Mission accomplished? Not yet.
[S]tates and school districts say they don't have the money or staffing to improve the thousands of schools that have failed to meet progress goals and face federal penalties.
Many schools leaders also say the law's testing requirements for disabled children and limited-English learners are "unfair, unrealistic, inappropriate or instructionally meaningless," according to the annual review by the independent Center on Education Policy.
Overall, in its third year of implementation, the law is showing preliminary signs of success but also severe difficulties that must be fixed, said center president Jack Jennings.
"The law runs the risk of being good at identifying problems, but not being good at providing the help to solve those problems," Jennings said.
I really like Jennings' quote. I think it cuts through everything and gets to the heart of the matter: tests are diagnostic. They tell us the problems but don't by themselves do anything to fix the problems.
NCLB's formulae for fixing the problems amounts to tutoring, transfers, and the threat of firings and/or school takeovers. The report shows that very few students are using the transfer options because schools are generally too overcrowded to accept them. It also shows that there is very little data at this point on the effectiveness of tutoring, though I generally think this is a very good part of the law.
But the biggest problems reported by the schools are staffing and funding. If every single student in every demographic is to pass math, science, and reading tests, schools are going to need more resources.
Predictably, Asst. Sec. of Education Ray Simon said, "The perpetual cry of more money, once again echoed in this report, simply does not comport with the facts." Well, that depends which facts you consider. I agree, of course, that money by itself will not improve education but it stands to reason that if you are going to require greater productivity from anything, you must increase its capabilities. I can't just tell my computer to go faster, I've got to get a new processor or more memory. And that costs money.

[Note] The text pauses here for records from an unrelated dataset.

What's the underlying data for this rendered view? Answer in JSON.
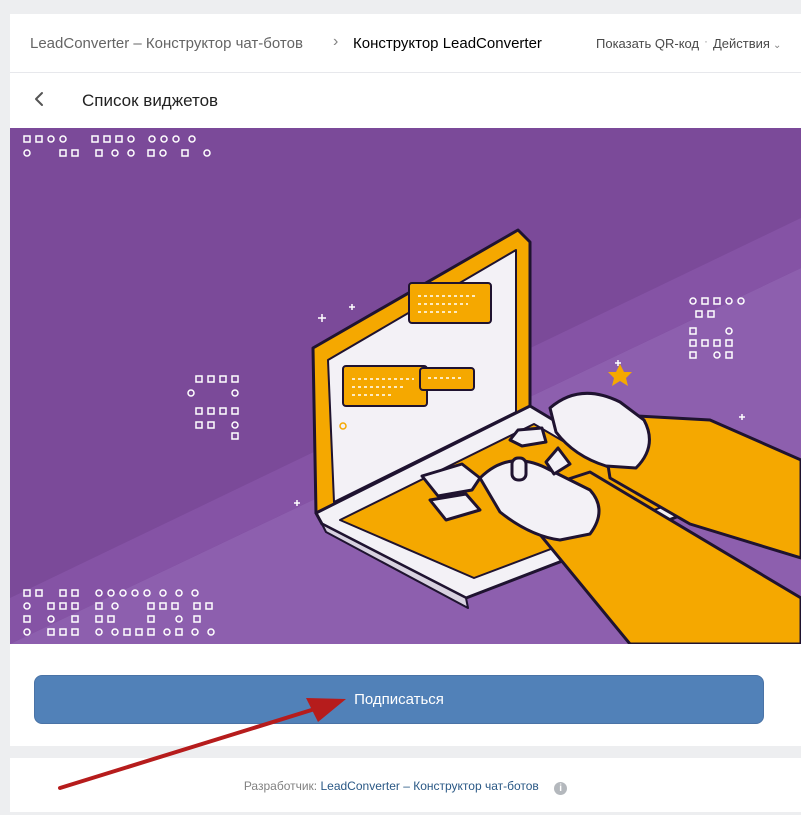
{
  "header": {
    "app_title": "LeadConverter – Конструктор чат-ботов",
    "separator": "›",
    "current_page": "Конструктор LeadConverter",
    "qr_link": "Показать QR-код",
    "dot": "·",
    "actions_label": "Действия",
    "actions_chevron": "⌄"
  },
  "subheader": {
    "title": "Список виджетов",
    "back_icon": "chevron-left-icon"
  },
  "banner": {
    "image": "robot-hands-typing-on-laptop-illustration",
    "colors": {
      "background": "#7b4a99",
      "accent": "#f5a800",
      "light": "#f3f1f6"
    }
  },
  "subscribe_button": {
    "label": "Подписаться",
    "color": "#5181b8"
  },
  "footer": {
    "developer_prefix": "Разработчик:",
    "developer_link": "LeadConverter – Конструктор чат-ботов",
    "info_icon": "info-icon",
    "info_glyph": "i"
  },
  "annotation": {
    "arrow_color": "#b61c1c"
  }
}
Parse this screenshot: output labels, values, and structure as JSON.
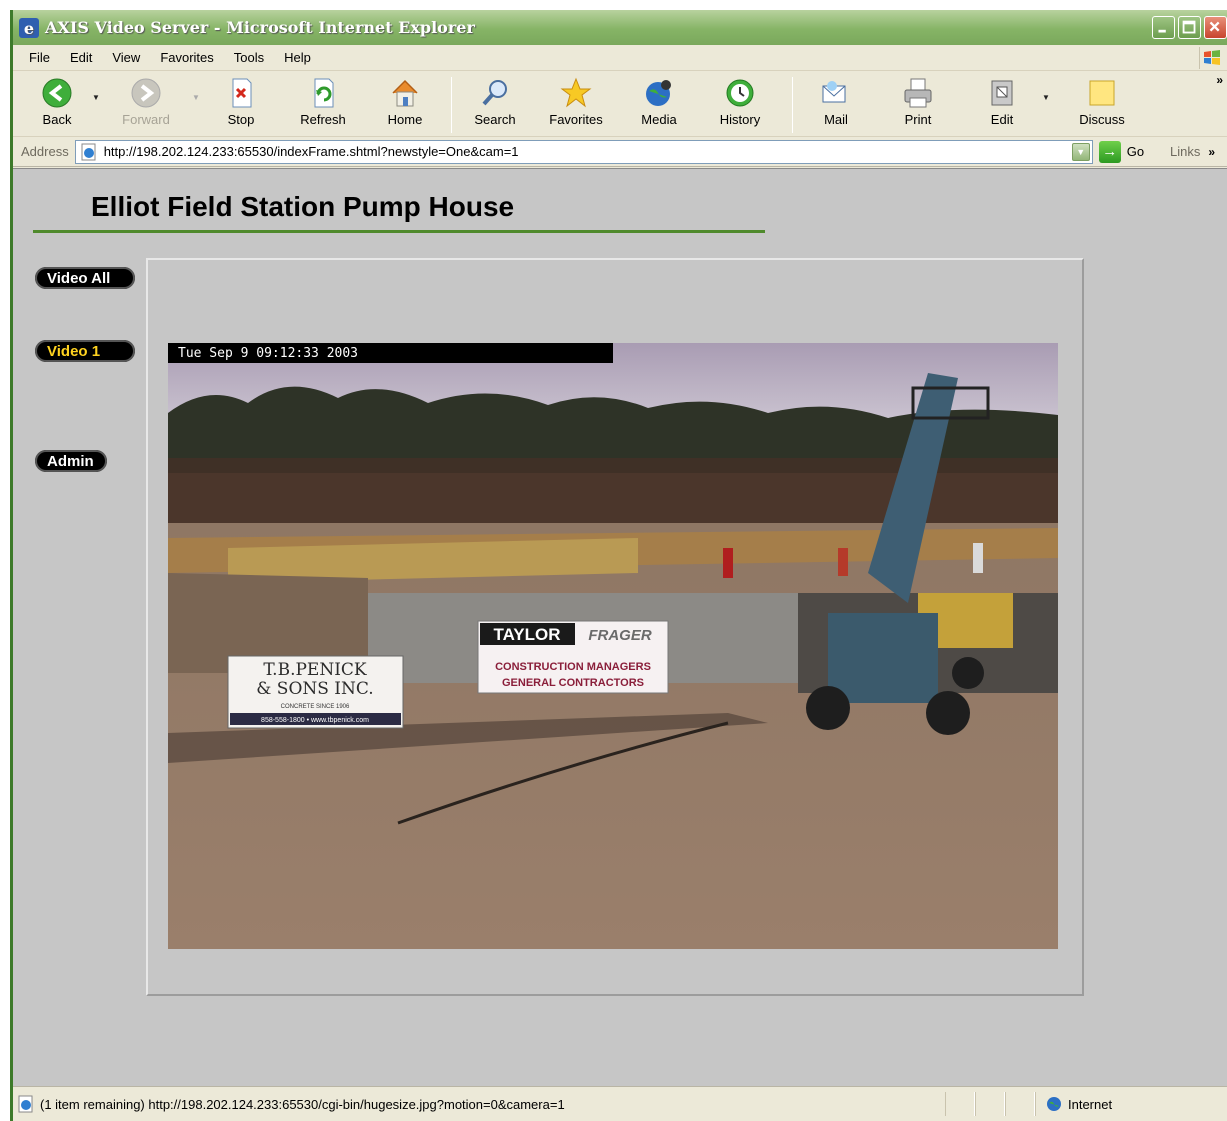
{
  "window": {
    "title": "AXIS Video Server - Microsoft Internet Explorer"
  },
  "menu": {
    "items": [
      "File",
      "Edit",
      "View",
      "Favorites",
      "Tools",
      "Help"
    ]
  },
  "toolbar": {
    "back": "Back",
    "forward": "Forward",
    "stop": "Stop",
    "refresh": "Refresh",
    "home": "Home",
    "search": "Search",
    "favorites": "Favorites",
    "media": "Media",
    "history": "History",
    "mail": "Mail",
    "print": "Print",
    "edit": "Edit",
    "discuss": "Discuss"
  },
  "address": {
    "label": "Address",
    "url": "http://198.202.124.233:65530/indexFrame.shtml?newstyle=One&cam=1",
    "go_label": "Go",
    "links_label": "Links"
  },
  "page": {
    "title": "Elliot Field Station Pump House",
    "nav": {
      "video_all": "Video All",
      "video_1": "Video 1",
      "admin": "Admin"
    },
    "timestamp": "Tue Sep  9 09:12:33 2003",
    "signs": {
      "penick_line1": "T.B.PENICK",
      "penick_line2": "& SONS INC.",
      "penick_line3": "CONCRETE SINCE 1906",
      "penick_line4": "858-558-1800 • www.tbpenick.com",
      "taylor_a": "TAYLOR",
      "taylor_b": "FRAGER",
      "taylor_sub1": "CONSTRUCTION MANAGERS",
      "taylor_sub2": "GENERAL CONTRACTORS"
    }
  },
  "status": {
    "text": "(1 item remaining) http://198.202.124.233:65530/cgi-bin/hugesize.jpg?motion=0&camera=1",
    "zone": "Internet"
  },
  "colors": {
    "title_green": "#4f8a2c",
    "page_bg": "#c6c6c6",
    "active_nav": "#ffd320"
  }
}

But funding isn't the only story here. There's a cautionary tale to be told. In nearly every situation in which high stakes testing has been instituted, test scores spike after the second or third years. The increased emphasis on the tests and the exclusion of other areas of focus cause that to happen. But usually the results start to flatline shortly thereafter. I think declaring victory because test scores improved after the third year would be extremely premature.
Here's hoping the Education Department doesn't fly any Mission Accomplished banners from their walls. (For more on the report, see EdWeek's article here.)